I really liked this essay. I am able to empathize with you COMPLETELY. Just three months ago, I was diagnosed with Bipolar Disorder, having experienced fluctuating moods of both mania and depression. I have experienced some very rare hallucinations, but I am not psychotic, as you implicate yourself to be.

Mental illness is incredibly stigmatized, and it bothers me. People think people with Bipolar are crazy and are not safe. That is why I have only told my very close friends only. It bothers me to read stories that bash mental illness. They don't know anything. People are ignorant. They do not have to experience the hell that we go through from time to time.

The topic of eugenics bothers me. In ethics class, we discussed the moral dillema relating to such, but many people said it is a good idea. I was the only person who didn't, and people were very surprised. I am proud of my being Bipolar. It is what makes me a true writer. Hemingway had it. Fitzgerald had it. Salinger had it! I have it! When I said that I didn't believe in it and that mental illness can be "fun" (implying manic episodes), one of my friends said "Come on, Jacob. You should put yourself in the shoes of someone who has, say, Bipolar. They're lives are living hell." I just wanted to scream out then and there "I am f*cking bipolar!" but I didn't. It just goes to show how little people understand. This was a very sensitive topic for me at the time. It was only a week after I was diagnosed. How appropriate!

Labels are a lie. I am not bipolar; I HAVE bipolar. I am not mentally ill. I HAVE a genetic vulnerability. But I am one thing...I am mad.

I embrace my madness. My madness makes me who I am! It is so great to see someone who is just the same, seemingly. This was a great essay!

SPotswood






Hey, spot, thanks :) I TOTALY UNDERDSTAND YOU COMPLEATLY.

People don't understand..

btw, i'm either schophrinc and or schizoaffictve.

And and people have bad ideas about schizophrincs. Fill free to PM if you want to chate about whatever.

Tell me more about you ethnics class,,please.

And I want to be a writer for a living, I want to write sci fic.

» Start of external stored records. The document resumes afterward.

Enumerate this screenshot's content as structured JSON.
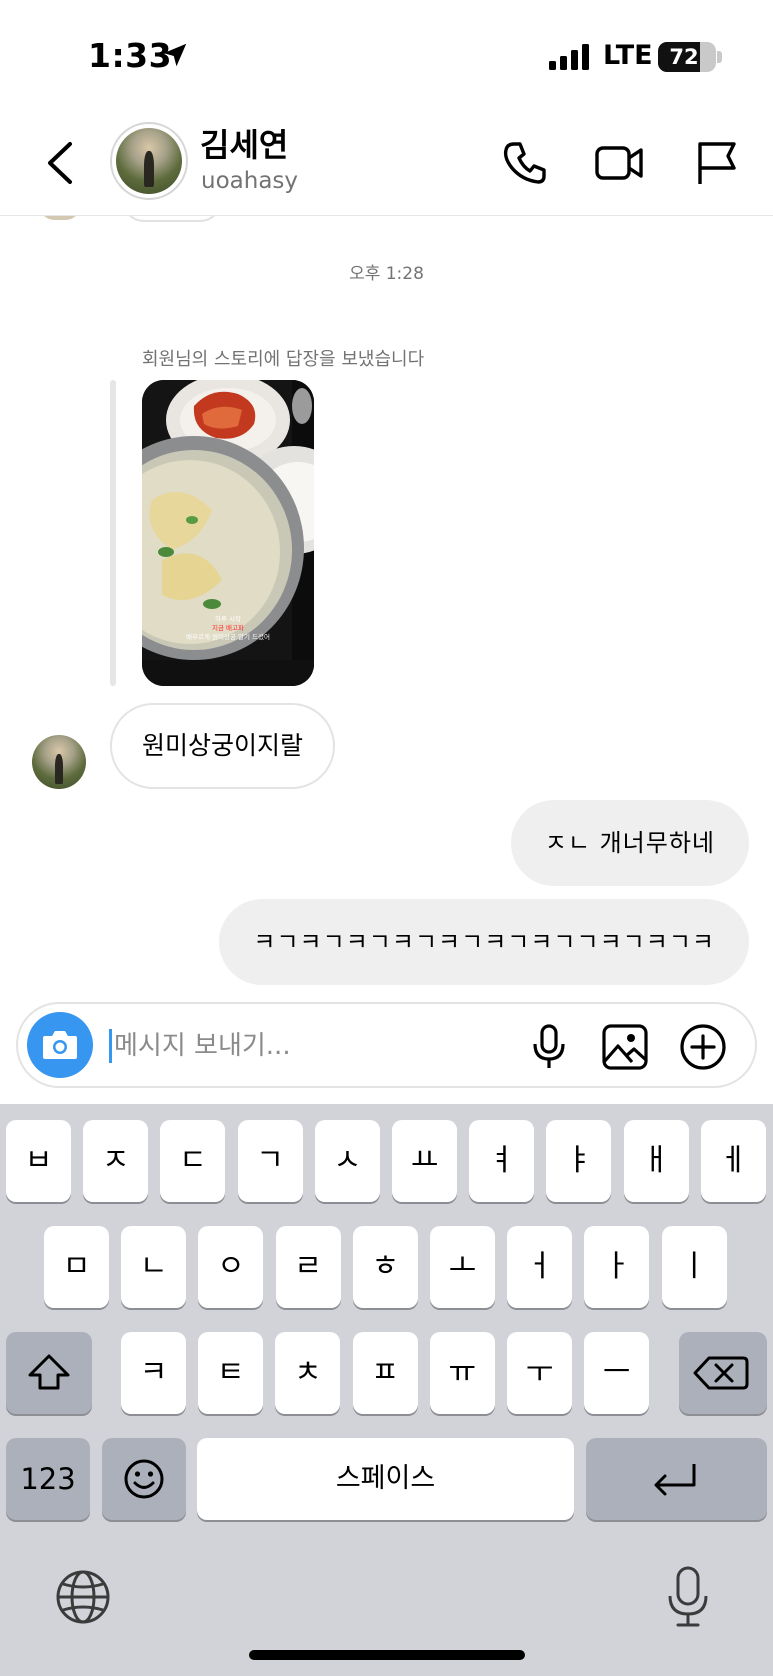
{
  "status_bar": {
    "time": "1:33",
    "network": "LTE",
    "battery": "72",
    "battery_level": 0.72
  },
  "header": {
    "name": "김세연",
    "username": "uoahasy"
  },
  "chat": {
    "timestamp": "오후 1:28",
    "story_reply_label": "회원님의 스토리에 답장을 보냈습니다",
    "story_caption_line1": "하루 시작",
    "story_caption_line2": "지금 배고파",
    "story_caption_line3": "배부르게 원미상궁 알기 드셨어",
    "incoming_message": "원미상궁이지랄",
    "outgoing_messages": [
      "ㅈㄴ 개너무하네",
      "ㅋㄱㅋㄱㅋㄱㅋㄱㅋㄱㅋㄱㅋㄱㄱㅋㄱㅋㄱㅋ"
    ]
  },
  "composer": {
    "placeholder": "메시지 보내기..."
  },
  "keyboard": {
    "row1": [
      "ㅂ",
      "ㅈ",
      "ㄷ",
      "ㄱ",
      "ㅅ",
      "ㅛ",
      "ㅕ",
      "ㅑ",
      "ㅐ",
      "ㅔ"
    ],
    "row2": [
      "ㅁ",
      "ㄴ",
      "ㅇ",
      "ㄹ",
      "ㅎ",
      "ㅗ",
      "ㅓ",
      "ㅏ",
      "ㅣ"
    ],
    "row3": [
      "ㅋ",
      "ㅌ",
      "ㅊ",
      "ㅍ",
      "ㅠ",
      "ㅜ",
      "ㅡ"
    ],
    "numbers_key": "123",
    "space_key": "스페이스"
  },
  "colors": {
    "accent": "#3797f0",
    "outgoing_bubble": "#efefef",
    "keyboard_bg": "#d1d3d9"
  },
  "icons": [
    "location-arrow-icon",
    "signal-icon",
    "back-chevron-icon",
    "phone-icon",
    "video-icon",
    "flag-icon",
    "camera-icon",
    "microphone-icon",
    "image-icon",
    "plus-circle-icon",
    "shift-icon",
    "backspace-icon",
    "emoji-icon",
    "return-icon",
    "globe-icon",
    "dictation-mic-icon"
  ]
}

And on top of this I am visualy impaired...but nothing is going to stop me.




Education is the most powerful weapon which you can use to change the world.
— Nelson Mandela